Meanwhile, commercial developers have also found their balance sheets stretched by the pandemic. Daniel Yao, head of research at JLL China, says: “In the commercial property market, generally we have seen a greater focus on refinancing compared with new financing. Covid-19 has made the operating environment more challenging, especially for commercial developers, increasing the need for financing extensions. Small-to-medium-sized developers lack the same level of access to financing and support, which could lead some of these firms to pursue joint venture opportunities with larger partners.”
Structured lending is also likely to be an opportunity for private equity real estate investors.
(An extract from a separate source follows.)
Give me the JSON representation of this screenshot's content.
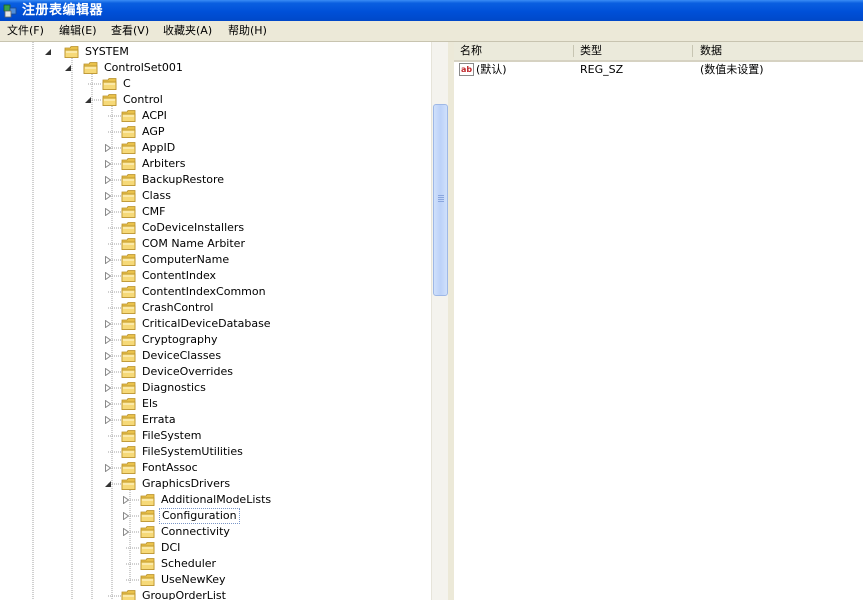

A number of Asia-Pacific funds have the capacity to provide mezzanine or ‘stretched senior’ lending to domestic developers and the capability to deal with the assets themselves should they be forced to foreclose.
A number of private equity groups are betting that the rapid growth of debt in China plus ongoing government restrictions on borrowers will lead to more non-performing loans and more opportunities to acquire them. As part of the phase-one trade deal signed by the US and China in January, US investment managers will be able to apply for asset management licenses, enabling them to buy NPLs directly from banks, rather than via local bad loan companies. A number of foreign investors have bought NPL portfolios in recent years, including Lone Star, Blackstone Group and Oaktree Capital Management, the latter of which set up a Chinese asset management unit in February to boost its presence in the wider NPL market.
Bad loans make up around 2 percent of Chinese banks’ loan books officially, although many believe the real total is higher, and a majority of loans are backed by real estate, which adds up to a significant opportunity. However, there are a number of obstacles: the often fragmented loan portfolios, which may be secured on a myriad of smaller assets in lower-tier cities and the requirement for local knowledge in dealing with them. Investors also consistently report that bargain prices are hard to find, especially if they are targeting assets in first and second-tier cities.